Biological data is being generated from multi-disciplinary laboratories throughout the world at a mind-boggling rate that is sufficient to overwhelm even the most sophisticated research teams. Nowhere is this more evident than in molecular biology, where progress has been propelled by advances in genomic technologies. Genomics is the sequencing, assembling, and analysis of the structure and function of the complete set of DNA within the cell of an organism. In 1975, Frederick Sanger, who elucidated the amino acid sequence of insulin two decades earlier, developed the first DNA sequencing technique, and in 1977 he determined the 5,386 nucleotides in the first fully sequenced DNA-based genome of a bacteriophage (a virus that infects bacteria). Since this time, progress in genomics has expanded 100 million-fold! The human genome project, completed in 2003, sequenced 20,500 genes. The challenge is no longer the acquisition of information but rather the ability of researchers to utilize it to advance their studies.

MAKING SENSE OF DATA. Bioinformatics, a term coined in 1970 by Paulien Hogeweg, a Dutch theoretical biologist, is a science that merges biology, computer science, and information technology into a single discipline. It involves the use of information technology to acquire, store, manage, and analyze information in biological databases. These databases are designed so that researchers can access and retrieve existing information and add new information as it is generated. At the next level, it seeks to develop mathematical algorithms, data mining techniques, and other resources that aid in the analysis of existing data and permit its comparison with existing information. It ultimately seeks to uncover new biological insights and obtain a global perspective from which fundamental concepts in biology can be determined. Gaining an all-inclusive picture of the normal activities of the cell will provide a foundation for an understanding of their deviation in disease.
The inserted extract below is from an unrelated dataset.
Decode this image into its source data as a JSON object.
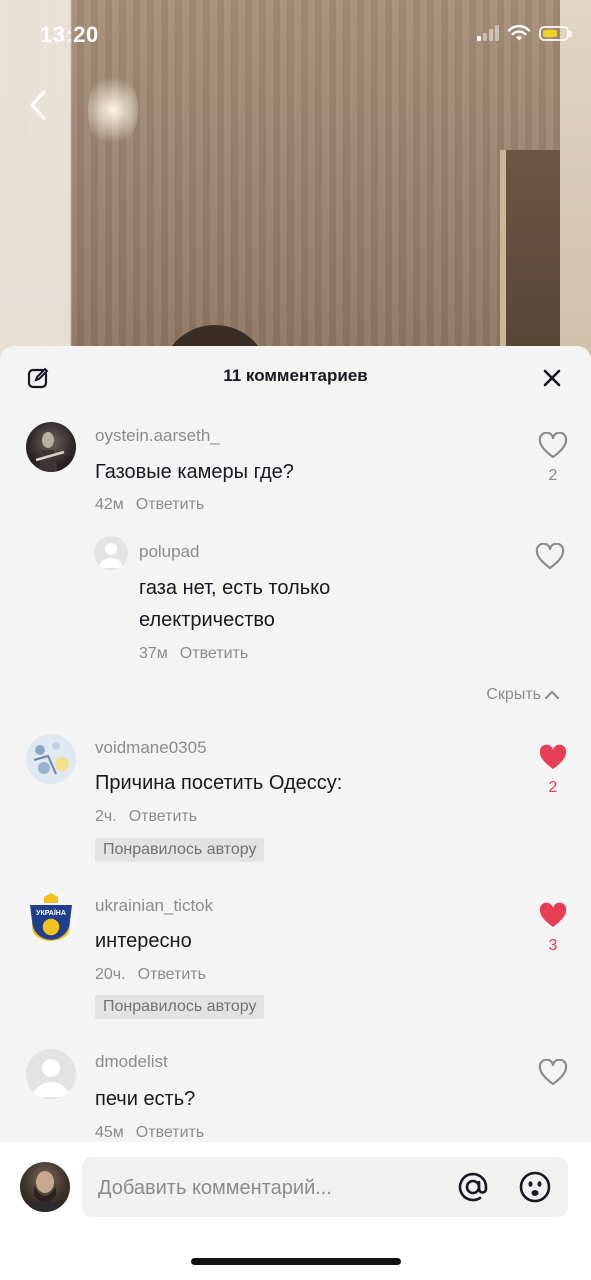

In addition to DNA and amino acid sequencing, as well as predicting the amino acid sequence of proteins, bioinformatics has made it possible to trace the evolution of organisms by measuring changes in their DNA, analyze highly complex regulatory systems that lead to a change in the activity of proteins, and seek mutations present in cancer cells.

SEE ALSO: Bacteriophages (1917), Amino Acid Sequence of Insulin (1952), Cancer-Causing Genes (1976), Genomics (1986), Human Genome Project (2003), Human Microbiome Project (2012), Oldest DNA and Human Evolution (2013).

Researchers are potentially being buried under an onslaught of new and increasingly detailed data and information, made possible by technological advances involving circuit boards like this one.